WATCH ABOVE: Caitlin Wray now says if her son – who has autism – isn’t able to attend Victoria School as planned, she’ll take this fight to court. Fletcher Kent reports.
(*UPDATE: On Thursday, Caitlin Wray said EPSB contacted her late Wednesday to say it is working on finding a resolution. Wray also said the Victoria School Students Union is showing incredible support for her son Simon, sharing messages like “hope to see you in the halls Simon” on social media.)
EDMONTON — A St. Albert boy’s future is still uncertain following a funding dispute between the St. Albert and Edmonton public school districts. But now his mother says if nothing changes before his first day of school, she’ll take this fight to court.
“Ultimately, for my son Simon, nothing has changed,” said Caitlin Wray on Tuesday.
Simon Wray is starting Grade 7 this year. His mother says both Simon and her younger son Seth applied and were accepted to Victoria School for the Arts in Edmonton. A month ago, the family moved to St. Albert.
Simon has of a form of autism called Asperger’s. Edmonton Public Schools told the Wrays Simon could only attend Victoria School if his home board transferred designated provincial special needs funding. St. Albert Public refused to transfer any money. The superintendent for the school division would not talk about this specific case due to privacy reasons. However, Barry Wowk said board policy dictates, “Only when we cannot provide appropriate programming do we consider sponsorship in another district.”
Because St. Albert will not transfer the funding, Edmonton Public revoked Simon’s acceptance late last week.
An Edmonton Public Schools spokesperson would only say this issue does not involve the district. The student doesn’t live in Edmonton.
Wray and Inclusion Alberta claim Edmonton Public’s actions are discriminatory.
“We have three days until schools starts,” said Wray, holding back tears. “Unfortunately, our family has been put in the position where we’re going to have to seek legal advice just to get both of our boys to be treated equally.”

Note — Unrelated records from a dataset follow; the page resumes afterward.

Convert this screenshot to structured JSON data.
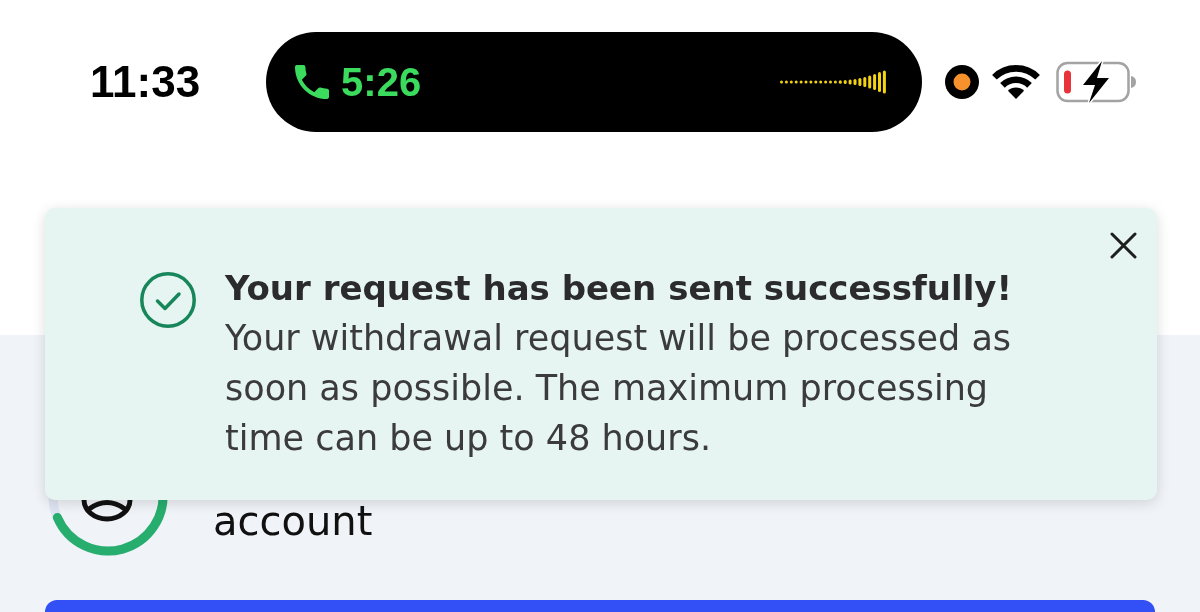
{
  "status_bar": {
    "time": "11:33",
    "call_timer": "5:26"
  },
  "toast": {
    "kind": "success",
    "title": "Your request has been sent successfully!",
    "message": "Your withdrawal request will be processed as soon as possible. The maximum processing time can be up to 48 hours."
  },
  "page": {
    "account_label": "account"
  }
}
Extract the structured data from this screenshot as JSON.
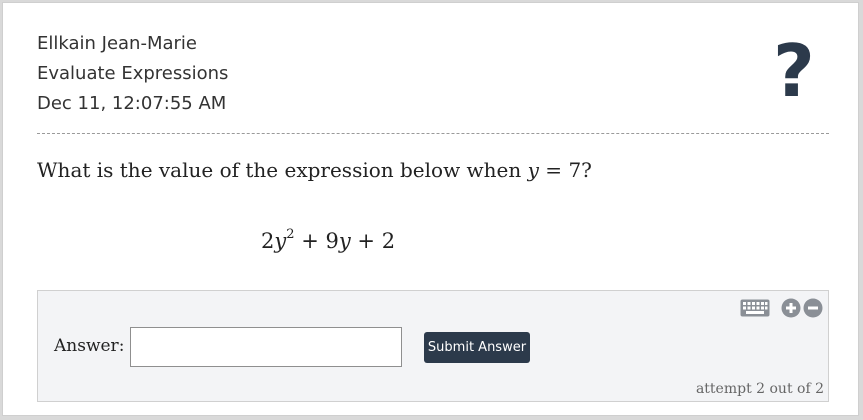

“Right now, my six-year-old will be at school on Sept. 8. His older brother will not and I have no idea how I’m going to explain that to them.”
Bruce Uditsky said Inclusion Alberta will help the Wrays pursue legal action.
“I think it’s incredibly important to secure the fact that both kids are of equal value, equally entitled and should be equally welcomed,” he said.
He stressed this particular fight is incredibly meaningful.
“It’s hard to come up with other examples that are more blatant in terms of their discriminatory effect, and because we, as an organization, see this repeatedly across districts, not just Edmonton Public,” Uditsky added.
On Tuesday morning, Alberta’s Education minister said he had spoken to both boards involved. David Eggen said he respects the autonomy of those boards but added, “I certainly have made it clear, I expect that the school boards can find some resolution to this issue as soon as possible.”
But Wray is not encouraged. She said she hasn’t heard from the minister’s office directly. However, Alberta Education contacted her at the request of the minister.
“They have offered us no solutions,” she said.
“I believed that our government would not let this kind of thing happen. As of now, I think that they might let it happen.”
She is committed to continuing to fight for her son and others who want both a specialized and a special needs education.
“These are fights worth fighting.”
Wray said her family is contemplating a Charter of Rights challenge.
With files from Fletcher Kent, Global News